[The data]
-------------------------

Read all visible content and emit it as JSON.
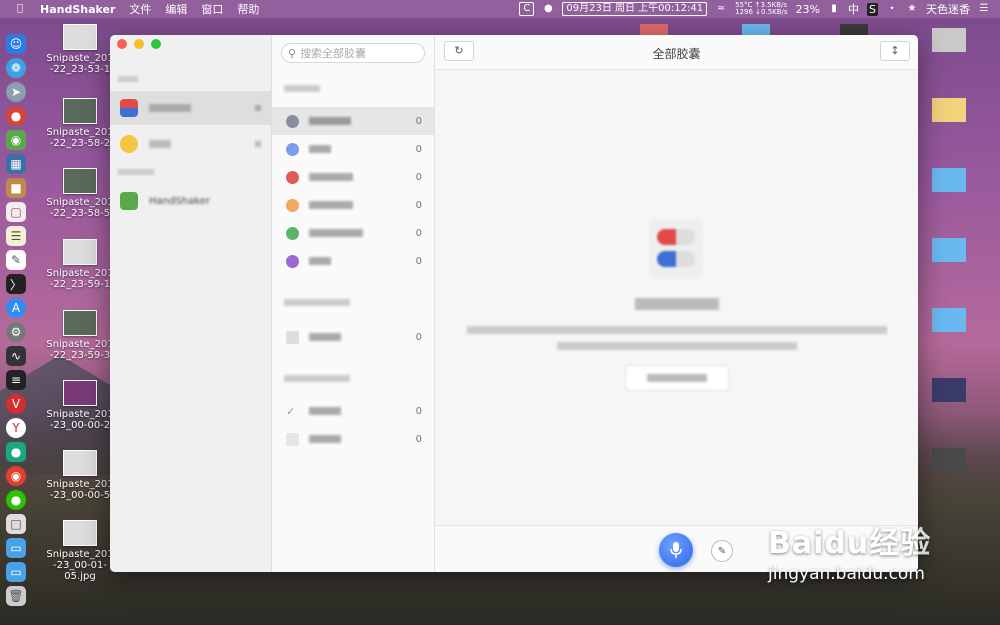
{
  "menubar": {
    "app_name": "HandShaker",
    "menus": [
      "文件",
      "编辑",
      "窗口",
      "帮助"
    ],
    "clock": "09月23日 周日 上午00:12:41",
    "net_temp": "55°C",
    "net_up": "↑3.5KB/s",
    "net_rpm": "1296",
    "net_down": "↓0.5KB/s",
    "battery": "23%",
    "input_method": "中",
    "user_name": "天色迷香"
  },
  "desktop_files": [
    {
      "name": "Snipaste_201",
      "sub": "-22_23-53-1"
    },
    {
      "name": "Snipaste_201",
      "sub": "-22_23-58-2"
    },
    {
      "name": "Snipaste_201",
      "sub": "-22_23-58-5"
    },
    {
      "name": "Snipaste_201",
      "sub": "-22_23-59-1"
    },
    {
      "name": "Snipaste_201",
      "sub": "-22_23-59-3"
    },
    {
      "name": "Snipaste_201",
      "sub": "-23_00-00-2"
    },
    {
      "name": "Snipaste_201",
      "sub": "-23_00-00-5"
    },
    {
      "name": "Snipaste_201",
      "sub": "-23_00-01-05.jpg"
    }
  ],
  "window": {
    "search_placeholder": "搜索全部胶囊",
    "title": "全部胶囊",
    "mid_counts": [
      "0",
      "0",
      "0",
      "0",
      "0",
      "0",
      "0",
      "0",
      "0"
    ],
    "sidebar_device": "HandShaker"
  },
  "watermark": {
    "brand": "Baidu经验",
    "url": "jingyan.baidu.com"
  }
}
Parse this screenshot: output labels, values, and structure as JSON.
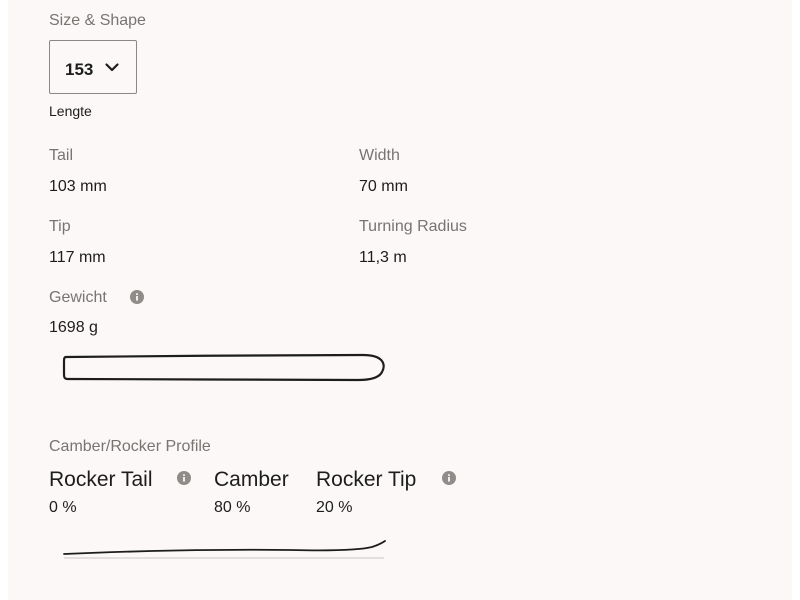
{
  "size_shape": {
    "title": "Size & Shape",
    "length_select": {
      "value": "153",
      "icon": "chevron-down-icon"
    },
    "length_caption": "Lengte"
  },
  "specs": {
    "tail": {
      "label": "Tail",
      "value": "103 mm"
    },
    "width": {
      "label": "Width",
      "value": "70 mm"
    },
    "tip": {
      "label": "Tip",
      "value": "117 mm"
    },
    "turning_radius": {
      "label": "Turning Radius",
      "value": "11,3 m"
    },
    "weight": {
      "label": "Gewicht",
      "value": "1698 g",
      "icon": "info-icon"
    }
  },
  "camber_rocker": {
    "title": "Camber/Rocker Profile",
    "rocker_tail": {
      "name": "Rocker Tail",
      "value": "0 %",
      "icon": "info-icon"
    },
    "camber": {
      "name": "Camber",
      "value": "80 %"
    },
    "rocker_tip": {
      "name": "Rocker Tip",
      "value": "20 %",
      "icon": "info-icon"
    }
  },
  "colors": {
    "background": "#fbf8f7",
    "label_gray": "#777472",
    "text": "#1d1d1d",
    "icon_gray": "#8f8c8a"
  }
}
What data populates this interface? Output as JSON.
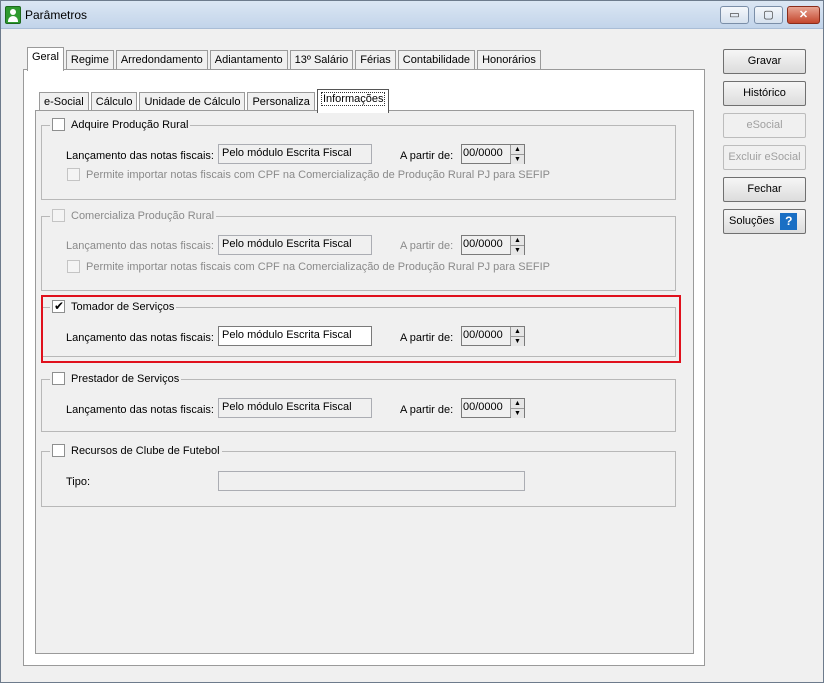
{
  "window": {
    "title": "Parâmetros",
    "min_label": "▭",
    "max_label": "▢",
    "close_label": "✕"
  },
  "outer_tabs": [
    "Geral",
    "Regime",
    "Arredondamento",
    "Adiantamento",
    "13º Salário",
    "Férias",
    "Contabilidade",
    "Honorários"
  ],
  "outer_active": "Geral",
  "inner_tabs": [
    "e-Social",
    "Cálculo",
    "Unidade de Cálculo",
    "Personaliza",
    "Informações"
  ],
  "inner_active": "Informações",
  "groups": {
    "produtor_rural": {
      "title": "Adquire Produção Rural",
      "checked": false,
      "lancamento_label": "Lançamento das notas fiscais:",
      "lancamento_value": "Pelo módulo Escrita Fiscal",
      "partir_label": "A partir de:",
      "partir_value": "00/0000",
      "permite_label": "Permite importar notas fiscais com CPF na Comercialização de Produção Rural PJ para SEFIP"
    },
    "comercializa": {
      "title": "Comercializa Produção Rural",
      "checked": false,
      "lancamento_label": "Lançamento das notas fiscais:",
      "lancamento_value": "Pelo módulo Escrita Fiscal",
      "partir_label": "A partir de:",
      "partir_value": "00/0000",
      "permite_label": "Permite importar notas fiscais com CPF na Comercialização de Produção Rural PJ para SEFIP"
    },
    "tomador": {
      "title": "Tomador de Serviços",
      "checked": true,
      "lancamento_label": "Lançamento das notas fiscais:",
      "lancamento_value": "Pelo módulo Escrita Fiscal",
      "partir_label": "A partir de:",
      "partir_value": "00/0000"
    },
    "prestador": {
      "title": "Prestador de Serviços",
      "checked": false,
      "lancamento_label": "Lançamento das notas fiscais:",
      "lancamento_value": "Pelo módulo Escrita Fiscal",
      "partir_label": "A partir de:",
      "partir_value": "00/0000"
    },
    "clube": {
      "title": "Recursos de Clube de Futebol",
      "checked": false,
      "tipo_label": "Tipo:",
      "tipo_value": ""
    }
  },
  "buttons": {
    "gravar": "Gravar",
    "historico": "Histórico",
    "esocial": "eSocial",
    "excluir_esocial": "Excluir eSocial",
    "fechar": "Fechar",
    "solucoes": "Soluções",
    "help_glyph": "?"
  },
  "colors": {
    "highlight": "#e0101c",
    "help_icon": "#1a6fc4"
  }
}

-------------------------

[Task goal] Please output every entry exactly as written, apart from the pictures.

[Finished exercise]
Read all visible content and emit it as JSON.
{
  "menubar": {
    "app_name": "HandShaker",
    "menus": [
      "文件",
      "编辑",
      "窗口",
      "帮助"
    ],
    "clock": "09月23日 周日 上午00:12:41",
    "net_temp": "55°C",
    "net_up": "↑3.5KB/s",
    "net_rpm": "1296",
    "net_down": "↓0.5KB/s",
    "battery": "23%",
    "input_method": "中",
    "user_name": "天色迷香"
  },
  "desktop_files": [
    {
      "name": "Snipaste_201",
      "sub": "-22_23-53-1"
    },
    {
      "name": "Snipaste_201",
      "sub": "-22_23-58-2"
    },
    {
      "name": "Snipaste_201",
      "sub": "-22_23-58-5"
    },
    {
      "name": "Snipaste_201",
      "sub": "-22_23-59-1"
    },
    {
      "name": "Snipaste_201",
      "sub": "-22_23-59-3"
    },
    {
      "name": "Snipaste_201",
      "sub": "-23_00-00-2"
    },
    {
      "name": "Snipaste_201",
      "sub": "-23_00-00-5"
    },
    {
      "name": "Snipaste_201",
      "sub": "-23_00-01-05.jpg"
    }
  ],
  "window": {
    "search_placeholder": "搜索全部胶囊",
    "title": "全部胶囊",
    "mid_counts": [
      "0",
      "0",
      "0",
      "0",
      "0",
      "0",
      "0",
      "0",
      "0"
    ],
    "sidebar_device": "HandShaker"
  },
  "watermark": {
    "brand": "Baidu经验",
    "url": "jingyan.baidu.com"
  }
}
Parse this screenshot: output labels, values, and structure as JSON.
{
  "size_shape": {
    "title": "Size & Shape",
    "length_select": {
      "value": "153",
      "icon": "chevron-down-icon"
    },
    "length_caption": "Lengte"
  },
  "specs": {
    "tail": {
      "label": "Tail",
      "value": "103 mm"
    },
    "width": {
      "label": "Width",
      "value": "70 mm"
    },
    "tip": {
      "label": "Tip",
      "value": "117 mm"
    },
    "turning_radius": {
      "label": "Turning Radius",
      "value": "11,3 m"
    },
    "weight": {
      "label": "Gewicht",
      "value": "1698 g",
      "icon": "info-icon"
    }
  },
  "camber_rocker": {
    "title": "Camber/Rocker Profile",
    "rocker_tail": {
      "name": "Rocker Tail",
      "value": "0 %",
      "icon": "info-icon"
    },
    "camber": {
      "name": "Camber",
      "value": "80 %"
    },
    "rocker_tip": {
      "name": "Rocker Tip",
      "value": "20 %",
      "icon": "info-icon"
    }
  },
  "colors": {
    "background": "#fbf8f7",
    "label_gray": "#777472",
    "text": "#1d1d1d",
    "icon_gray": "#8f8c8a"
  }
}
What data populates this interface? Output as JSON.
{
  "window": {
    "title": "Parâmetros",
    "min_label": "▭",
    "max_label": "▢",
    "close_label": "✕"
  },
  "outer_tabs": [
    "Geral",
    "Regime",
    "Arredondamento",
    "Adiantamento",
    "13º Salário",
    "Férias",
    "Contabilidade",
    "Honorários"
  ],
  "outer_active": "Geral",
  "inner_tabs": [
    "e-Social",
    "Cálculo",
    "Unidade de Cálculo",
    "Personaliza",
    "Informações"
  ],
  "inner_active": "Informações",
  "groups": {
    "produtor_rural": {
      "title": "Adquire Produção Rural",
      "checked": false,
      "lancamento_label": "Lançamento das notas fiscais:",
      "lancamento_value": "Pelo módulo Escrita Fiscal",
      "partir_label": "A partir de:",
      "partir_value": "00/0000",
      "permite_label": "Permite importar notas fiscais com CPF na Comercialização de Produção Rural PJ para SEFIP"
    },
    "comercializa": {
      "title": "Comercializa Produção Rural",
      "checked": false,
      "lancamento_label": "Lançamento das notas fiscais:",
      "lancamento_value": "Pelo módulo Escrita Fiscal",
      "partir_label": "A partir de:",
      "partir_value": "00/0000",
      "permite_label": "Permite importar notas fiscais com CPF na Comercialização de Produção Rural PJ para SEFIP"
    },
    "tomador": {
      "title": "Tomador de Serviços",
      "checked": true,
      "lancamento_label": "Lançamento das notas fiscais:",
      "lancamento_value": "Pelo módulo Escrita Fiscal",
      "partir_label": "A partir de:",
      "partir_value": "00/0000"
    },
    "prestador": {
      "title": "Prestador de Serviços",
      "checked": false,
      "lancamento_label": "Lançamento das notas fiscais:",
      "lancamento_value": "Pelo módulo Escrita Fiscal",
      "partir_label": "A partir de:",
      "partir_value": "00/0000"
    },
    "clube": {
      "title": "Recursos de Clube de Futebol",
      "checked": false,
      "tipo_label": "Tipo:",
      "tipo_value": ""
    }
  },
  "buttons": {
    "gravar": "Gravar",
    "historico": "Histórico",
    "esocial": "eSocial",
    "excluir_esocial": "Excluir eSocial",
    "fechar": "Fechar",
    "solucoes": "Soluções",
    "help_glyph": "?"
  },
  "colors": {
    "highlight": "#e0101c",
    "help_icon": "#1a6fc4"
  }
}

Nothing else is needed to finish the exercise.